According to international humanitarian law, the military commander is the acting sovereign in the occupied territory in the framework of the temporary occupation regime. The law of occupation is the binding normative legal framework in this regime as defined in international law (along with the local laws in force prior to occupation). The military commander is responsible for administrating daily arrangements, ensuring public order and the welfare of the population under occupation. Therefore, by legislating upon the occupied territory, the occupying country is applying its sovereignty and de-facto annexing the territory.
Israeli occupation of the West Bank has throughout the years been characterized by its policy of incremental or creeping annexation, achieved by implementing long-term changes to West Bank territory. The most prominent example for this de-facto annexation policy is the establishment and cultivation of Israeli settlements in the occupied territory, usurping land and natural resources far and wide.

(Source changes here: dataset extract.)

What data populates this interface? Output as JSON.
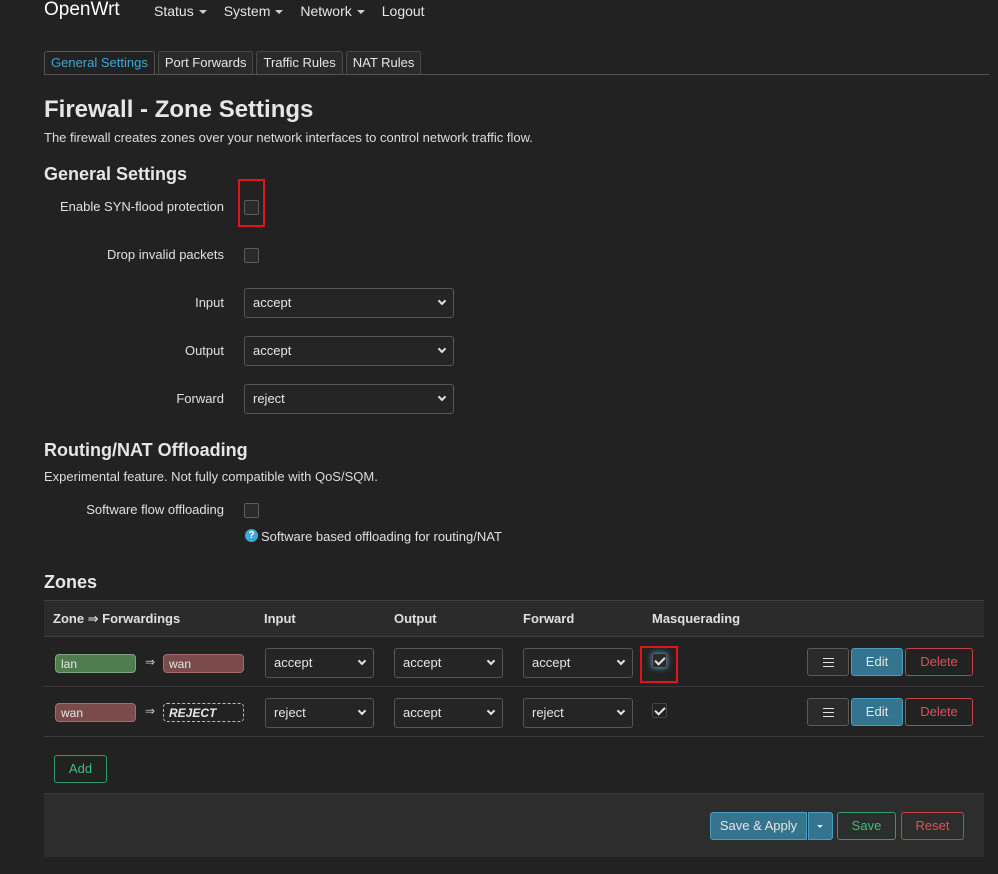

A marked shift in Israel’s incremental annexation of the West Bank occurred during the 20th Knesset and all the Knessets that followed it with the transition from de-facto annexation to de-jure annexation. 137 bills pertaining to annexation were proposed since the 20th Knesset. Of these bills, nine were approved and became law in Israel. The significance of this data is that the Israel Knesset regards itself as the legislative authority in the West Bank and the sovereign there.
Members of Knesset are the Israel public’s elected representatives in the Knesset the Israeli legislature. Millions of Palestinian residents of the West Bank, in contrast, are not Israeli citizens and do not have the right to vote; therefore, their interests are not represented in the Knesset and they lack the ability to influence Israel’s policy. The military commander is authorized by international law to consider only the interests of the occupied civilian population and military needs; the Knesset weighs a much wider range of issues and interests and is not obligated to consider the interests of the Palestinians, who do not have representation in the Knesset.
Steps towards de-jure annexation are evident through legal opinions and shifts in the State’s position (such as in petitions adjudicated in the Israeli courts and publications issued by the Israeli Ministry of Foreign Affairs), as well as in legislation. These shifts ostensibly challenge the West Bank’s legal status as occupied territory, Israel’s authority to operate there, and Israel’s duty to protect the rights and property of the Palestinian population living under its occupation.
This database focuses on the de-jure/legislative steps undertaken towards annexation by Knesset legislation. It provides detailed information regarding various bills on numerous topics at the respective stages of legislation, from bills submitted to laws approved by the Knesset and introduced into Israel’s statute book. All these bills and laws incorporate elements pertaining to annexation.
Almost needless to say, the State of Israel has not openly declared its intention to annex the West Bank and has not granted equal rights to Palestinians residents of the West Bank citizenship. Therefore, as steps towards annexation intensify, there is a growing impression that Israel is transforming itself into an apartheid state. Two types of people live under Israel’s regime and subject to its control and sovereignty: Israeli citizens who have full rights, and Palestinian residents who lack political rights, as well as other rights.
We have grouped the bills and laws into four categories:
- Applying Israeli law and jurisdiction (sovereignty) – legislation seeking to apply Israeli sovereignty to all or part of the West Bank territory.
- Direct legislation by the Knesset on the occupied territory – legislation seeking to assign the Knesset legislative powers upon the occupied territory and directly legislate laws with territorial jurisdiction (rather than personal jurisdiction) upon the West Bank.
- Assuming the powers of the military commander of the Area – legislation seeking to appropriate authority from the military commander, whose authority is grounded in international law and who acts in the place of the sovereign in the occupied territory and transfer it to the Knesset or other Israeli authorities.
- Normalizing and blurring the Green Line – legislation seeking to obfuscate the differences between the sovereign State of Israel and the occupied West Bank, which is subject to Israeli military rule.